(Extracted records Opens)

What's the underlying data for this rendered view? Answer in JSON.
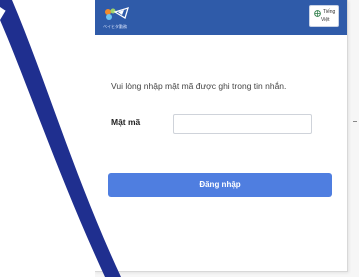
{
  "header": {
    "brand_caption": "ベイヒタ勤務",
    "language_button": {
      "line1": "Tiếng",
      "line2": "Việt",
      "icon": "globe-icon"
    }
  },
  "form": {
    "prompt": "Vui lòng nhập mật mã được ghi trong tin nhắn.",
    "password_label": "Mật mã",
    "password_value": "",
    "login_label": "Đăng nhập"
  },
  "colors": {
    "header": "#2f5ba9",
    "button": "#4f7ee0",
    "overlay_stripe": "#1f2f8f"
  }
}
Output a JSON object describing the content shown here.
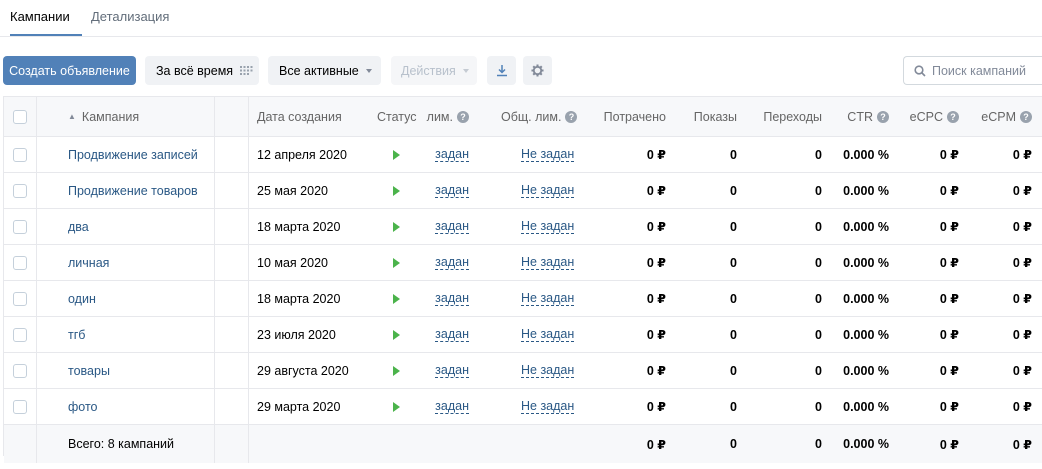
{
  "tabs": [
    {
      "label": "Кампании"
    },
    {
      "label": "Детализация"
    }
  ],
  "toolbar": {
    "create_label": "Создать объявление",
    "period_label": "За всё время",
    "status_filter_label": "Все активные",
    "actions_label": "Действия",
    "search_placeholder": "Поиск кампаний"
  },
  "table": {
    "headers": {
      "campaign": "Кампания",
      "created": "Дата создания",
      "status": "Статус",
      "day_limit": "лим.",
      "total_limit": "Общ. лим.",
      "spent": "Потрачено",
      "impressions": "Показы",
      "clicks": "Переходы",
      "ctr": "CTR",
      "ecpc": "eCPC",
      "ecpm": "eCPM"
    },
    "rows": [
      {
        "name": "Продвижение записей",
        "date": "12 апреля 2020",
        "day_limit": "задан",
        "total_limit": "Не задан",
        "spent": "0 ₽",
        "impressions": "0",
        "clicks": "0",
        "ctr": "0.000 %",
        "ecpc": "0 ₽",
        "ecpm": "0 ₽"
      },
      {
        "name": "Продвижение товаров",
        "date": "25 мая 2020",
        "day_limit": "задан",
        "total_limit": "Не задан",
        "spent": "0 ₽",
        "impressions": "0",
        "clicks": "0",
        "ctr": "0.000 %",
        "ecpc": "0 ₽",
        "ecpm": "0 ₽"
      },
      {
        "name": "два",
        "date": "18 марта 2020",
        "day_limit": "задан",
        "total_limit": "Не задан",
        "spent": "0 ₽",
        "impressions": "0",
        "clicks": "0",
        "ctr": "0.000 %",
        "ecpc": "0 ₽",
        "ecpm": "0 ₽"
      },
      {
        "name": "личная",
        "date": "10 мая 2020",
        "day_limit": "задан",
        "total_limit": "Не задан",
        "spent": "0 ₽",
        "impressions": "0",
        "clicks": "0",
        "ctr": "0.000 %",
        "ecpc": "0 ₽",
        "ecpm": "0 ₽"
      },
      {
        "name": "один",
        "date": "18 марта 2020",
        "day_limit": "задан",
        "total_limit": "Не задан",
        "spent": "0 ₽",
        "impressions": "0",
        "clicks": "0",
        "ctr": "0.000 %",
        "ecpc": "0 ₽",
        "ecpm": "0 ₽"
      },
      {
        "name": "тгб",
        "date": "23 июля 2020",
        "day_limit": "задан",
        "total_limit": "Не задан",
        "spent": "0 ₽",
        "impressions": "0",
        "clicks": "0",
        "ctr": "0.000 %",
        "ecpc": "0 ₽",
        "ecpm": "0 ₽"
      },
      {
        "name": "товары",
        "date": "29 августа 2020",
        "day_limit": "задан",
        "total_limit": "Не задан",
        "spent": "0 ₽",
        "impressions": "0",
        "clicks": "0",
        "ctr": "0.000 %",
        "ecpc": "0 ₽",
        "ecpm": "0 ₽"
      },
      {
        "name": "фото",
        "date": "29 марта 2020",
        "day_limit": "задан",
        "total_limit": "Не задан",
        "spent": "0 ₽",
        "impressions": "0",
        "clicks": "0",
        "ctr": "0.000 %",
        "ecpc": "0 ₽",
        "ecpm": "0 ₽"
      }
    ],
    "footer": {
      "label": "Всего: 8 кампаний",
      "spent": "0 ₽",
      "impressions": "0",
      "clicks": "0",
      "ctr": "0.000 %",
      "ecpc": "0 ₽",
      "ecpm": "0 ₽"
    }
  },
  "icons": {
    "period": "calendar-grid-icon",
    "download": "download-icon",
    "settings": "gear-icon",
    "search": "search-icon",
    "status_active": "play-icon",
    "help": "question-icon",
    "sort": "sort-up-icon"
  },
  "colors": {
    "accent": "#5181b8",
    "link": "#2a5885",
    "status_active": "#4bb34b"
  }
}
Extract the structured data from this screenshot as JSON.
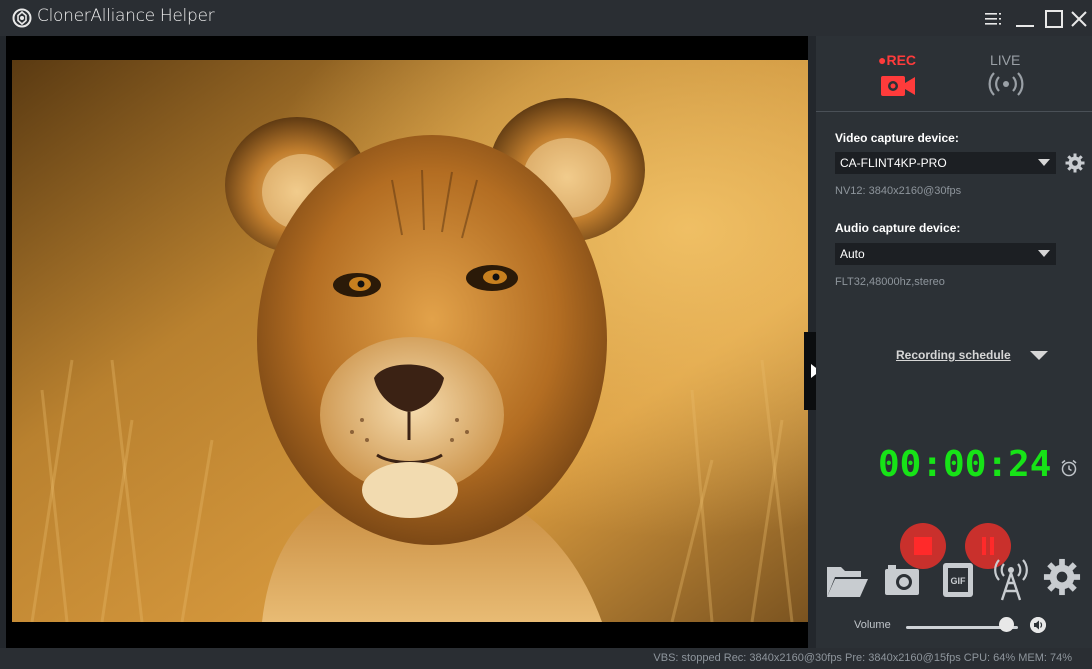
{
  "window": {
    "title": "ClonerAlliance Helper"
  },
  "modes": {
    "rec_label": "●REC",
    "live_label": "LIVE"
  },
  "video_capture": {
    "label": "Video capture device:",
    "selected": "CA-FLINT4KP-PRO",
    "format": "NV12: 3840x2160@30fps"
  },
  "audio_capture": {
    "label": "Audio capture device:",
    "selected": "Auto",
    "format": "FLT32,48000hz,stereo"
  },
  "schedule": {
    "label": "Recording schedule"
  },
  "recording": {
    "elapsed": "00:00:24"
  },
  "volume": {
    "label": "Volume",
    "level": 0.9
  },
  "status": {
    "text": "VBS: stopped   Rec: 3840x2160@30fps  Pre: 3840x2160@15fps  CPU: 64%  MEM: 74%"
  },
  "colors": {
    "rec_accent": "#ff3b3b",
    "timer": "#17e317",
    "stop_pause": "#c9302c"
  },
  "icons": {
    "title": "logo-icon",
    "menu": "menu-icon",
    "minimize": "minimize-icon",
    "maximize": "maximize-icon",
    "close": "close-icon",
    "rec": "camcorder-icon",
    "live": "broadcast-icon",
    "settings": "gear-icon",
    "alarm": "alarm-clock-icon",
    "folder": "folder-icon",
    "snapshot": "camera-icon",
    "gif": "gif-icon",
    "antenna": "antenna-icon"
  }
}
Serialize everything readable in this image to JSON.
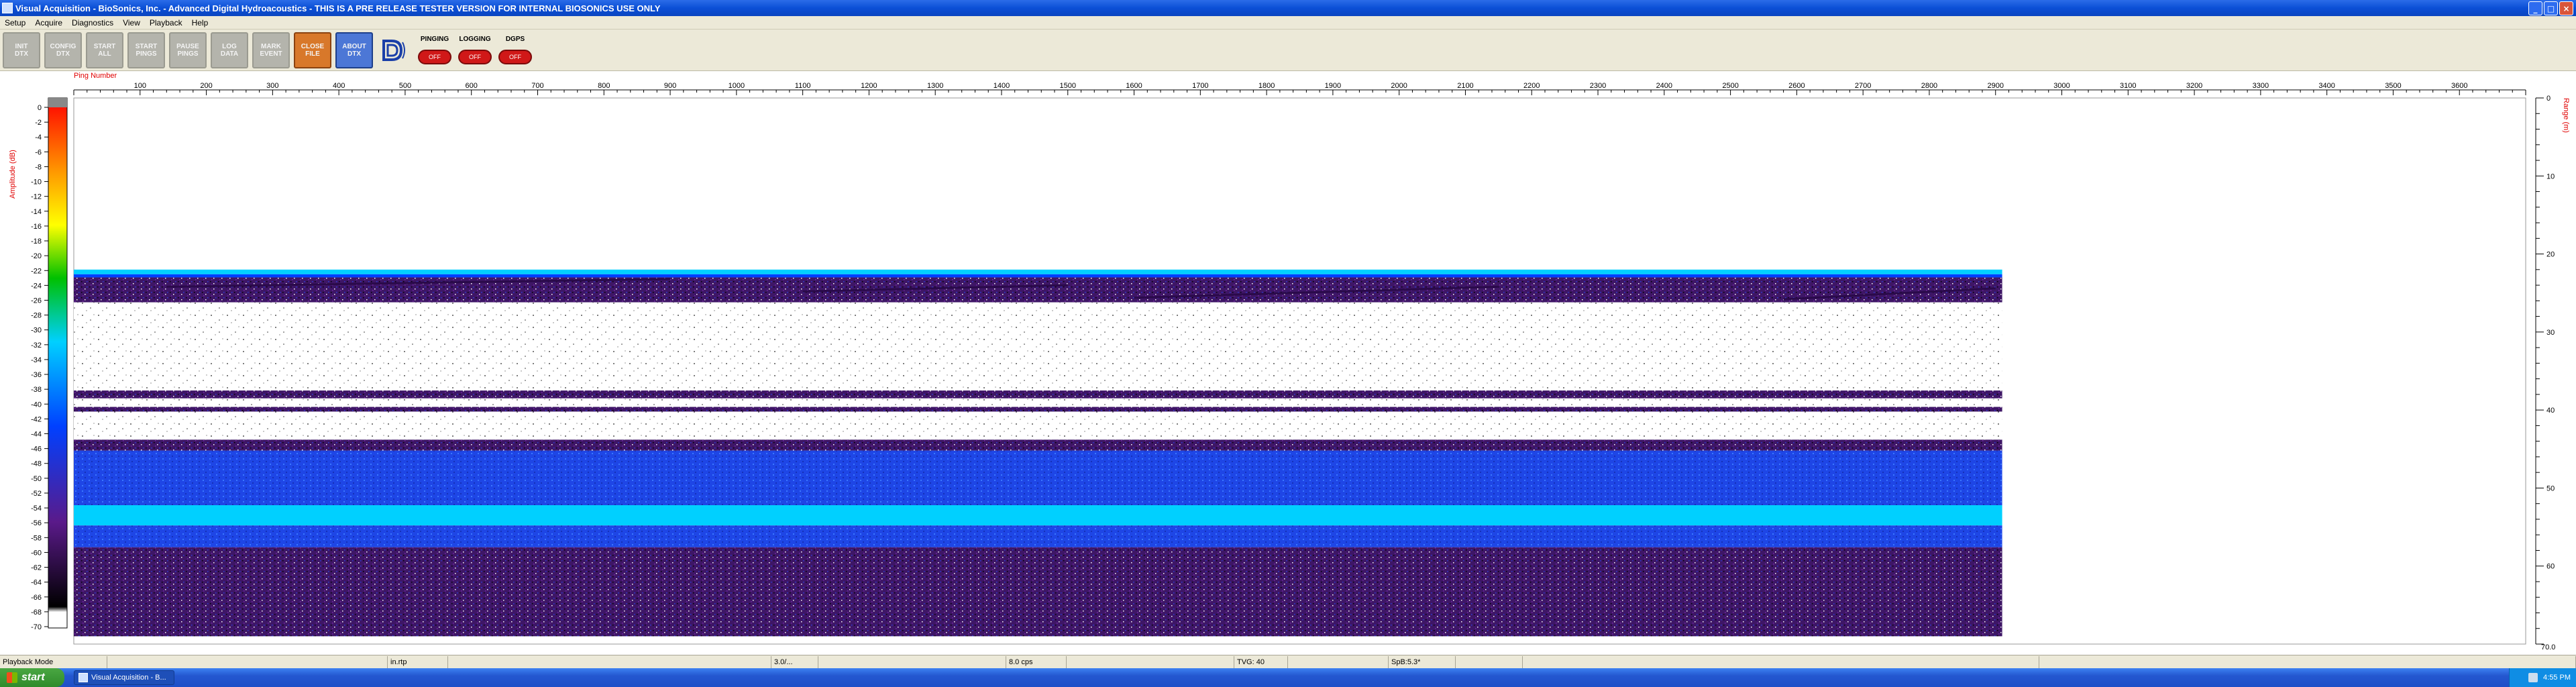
{
  "window": {
    "title": "Visual Acquisition  -  BioSonics, Inc.  -  Advanced Digital Hydroacoustics  -  THIS IS A PRE RELEASE TESTER VERSION FOR INTERNAL BIOSONICS USE ONLY",
    "minimize": "_",
    "maximize": "□",
    "close": "×"
  },
  "menu": [
    "Setup",
    "Acquire",
    "Diagnostics",
    "View",
    "Playback",
    "Help"
  ],
  "toolbar": {
    "buttons": [
      {
        "l1": "INIT",
        "l2": "DTX",
        "style": "gray"
      },
      {
        "l1": "CONFIG",
        "l2": "DTX",
        "style": "gray"
      },
      {
        "l1": "START",
        "l2": "ALL",
        "style": "gray"
      },
      {
        "l1": "START",
        "l2": "PINGS",
        "style": "gray"
      },
      {
        "l1": "PAUSE",
        "l2": "PINGS",
        "style": "gray"
      },
      {
        "l1": "LOG",
        "l2": "DATA",
        "style": "gray"
      },
      {
        "l1": "MARK",
        "l2": "EVENT",
        "style": "gray"
      },
      {
        "l1": "CLOSE",
        "l2": "FILE",
        "style": "orange"
      },
      {
        "l1": "ABOUT",
        "l2": "DTX",
        "style": "blue"
      }
    ],
    "status": [
      {
        "label": "PINGING",
        "value": "OFF"
      },
      {
        "label": "LOGGING",
        "value": "OFF"
      },
      {
        "label": "DGPS",
        "value": "OFF"
      }
    ]
  },
  "plot": {
    "x_axis_title": "Ping Number",
    "x_ticks": [
      100,
      200,
      300,
      400,
      500,
      600,
      700,
      800,
      900,
      1000,
      1100,
      1200,
      1300,
      1400,
      1500,
      1600,
      1700,
      1800,
      1900,
      2000,
      2100,
      2200,
      2300,
      2400,
      2500,
      2600,
      2700,
      2800,
      2900,
      3000,
      3100,
      3200,
      3300,
      3400,
      3500,
      3600
    ],
    "x_range": [
      0,
      3700
    ],
    "data_end_ping": 2910,
    "colorbar_title": "Amplitude (dB)",
    "colorbar_ticks": [
      0,
      -2,
      -4,
      -6,
      -8,
      -10,
      -12,
      -14,
      -16,
      -18,
      -20,
      -22,
      -24,
      -26,
      -28,
      -30,
      -32,
      -34,
      -36,
      -38,
      -40,
      -42,
      -44,
      -46,
      -48,
      -50,
      -52,
      -54,
      -56,
      -58,
      -60,
      -62,
      -64,
      -66,
      -68,
      -70
    ],
    "range_title": "Range (m)",
    "range_ticks": [
      0,
      10,
      20,
      30,
      40,
      50,
      60
    ],
    "range_max_label": "70.0",
    "range_max": 70,
    "bottom_depth_m": 22,
    "colors": {
      "red": "#ff0000",
      "orange": "#ff9900",
      "yellow": "#ffff00",
      "green": "#00c000",
      "cyan": "#00d0ff",
      "blue": "#0040ff",
      "purple": "#5a1a8a",
      "black": "#000000",
      "white": "#ffffff"
    }
  },
  "statusbar": [
    "Playback Mode",
    "",
    "in.rtp",
    "",
    "3.0/...",
    "",
    "8.0 cps",
    "",
    "TVG: 40",
    "",
    "SpB:5.3*",
    "",
    "",
    ""
  ],
  "taskbar": {
    "start": "start",
    "task": "Visual Acquisition - B...",
    "clock": "4:55 PM"
  }
}
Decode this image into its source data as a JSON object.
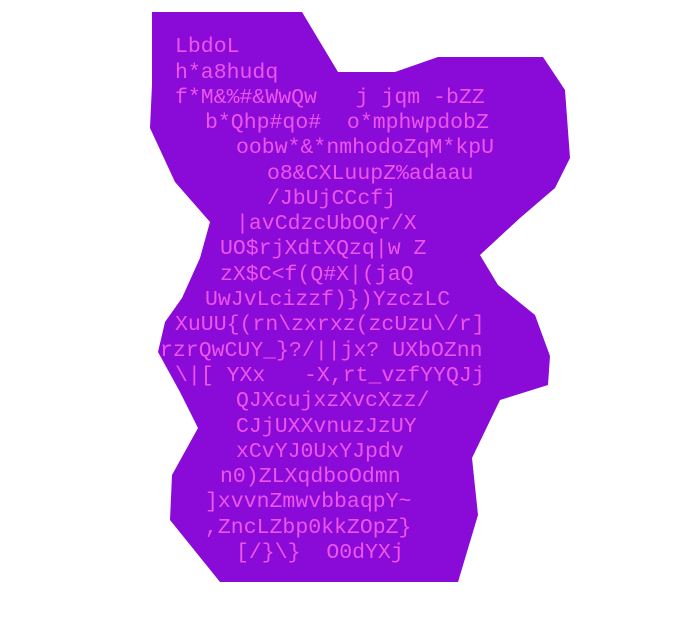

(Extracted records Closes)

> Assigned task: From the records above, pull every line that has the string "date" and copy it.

> Response to this task:
        "date": "12 апреля 2020",
        "date": "25 мая 2020",
        "date": "18 марта 2020",
        "date": "10 мая 2020",
        "date": "18 марта 2020",
        "date": "23 июля 2020",
        "date": "29 августа 2020",
        "date": "29 марта 2020",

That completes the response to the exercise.